Actually, he had opened by plunging straight into his supplementary - without asking the warm-up question on the order paper. With a dry grin, he blamed his lack of practice in the role of questioning the first minister.

Alex Salmond responded in kind with a sympathetic smile.

But the exchanges themselves were deeply serious - on the subject of care of the elderly.

Mr Gray proved that there remains a significant role for the opposition, even in these majoritarian days. His questions were persistent and to the point.

He summoned a series of issues: the closure of the Elsie Inglis home in Edinburgh; the financial problems besetting Southern Cross, the largest private sector provider of care; the spending cuts at the care inspectorate.

Rose to challenge

Then he drew these together neatly to challenge the first minister to produce a coherent, governmental response.

Mr Salmond, as you would expect, rose to the challenge.

The situation at Elsie Inglis had been dealt with speedily; the authorities stood ready to assist residents if the Southern Cross problems increased; the inspectorate was providing wide cover across Scotland, with unannounced investigations now the norm.

It was a substantive series of exchanges - delivering real information on a highly relevant topic.

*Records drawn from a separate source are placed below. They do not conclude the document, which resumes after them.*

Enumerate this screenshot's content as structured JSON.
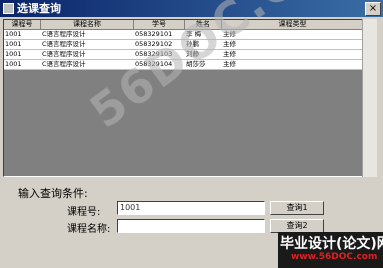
{
  "window": {
    "title": "选课查询",
    "close_label": "×"
  },
  "grid": {
    "columns": [
      "课程号",
      "课程名称",
      "学号",
      "姓名",
      "课程类型"
    ],
    "rows": [
      [
        "1001",
        "C语言程序设计",
        "058329101",
        "李 梅",
        "主修"
      ],
      [
        "1001",
        "C语言程序设计",
        "058329102",
        "孙鹏",
        "主修"
      ],
      [
        "1001",
        "C语言程序设计",
        "058329103",
        "刘静",
        "主修"
      ],
      [
        "1001",
        "C语言程序设计",
        "058329104",
        "胡莎莎",
        "主修"
      ]
    ]
  },
  "query": {
    "condition_label": "输入查询条件:",
    "course_no_label": "课程号:",
    "course_no_value": "1001",
    "course_name_label": "课程名称:",
    "course_name_value": "",
    "query_button_1": "查询1",
    "query_button_2": "查询2"
  },
  "watermark": {
    "text": "56DOC.COM"
  },
  "brand": {
    "line1": "毕业设计(论文)网",
    "line2": "www.56DOC.com"
  }
}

What's more, it ensures that Mr Salmond and his ministers will keep right on top of the problem.

Job done.

Others pursued the question of the UK Supreme Court. Again, a serious subject - although perhaps this produced rather less of immediate interest.

Bigger role

Both Annabel Goldie and Willie Rennie felt that Justice Secretary Kenny Macaskill might care to mind his tongue when criticising the noble judges on the UK bench.

Mr Salmond demurred. Verdict and sentence later, pending further evidence. With, of course, room for subsequent appeal.

A final thought. This was the first FMQs since reforms were introduced by the new Presiding Officer Tricia Marwick, designed to give a bigger role to backbenchers.

Early days, I know, but I cannot say I noticed the difference.

Yes, John Scott was called on a constituency issue before Willie Rennie got his shottie.

Other than that, the session still seemed dominated by sustained questions from the opposition leaders.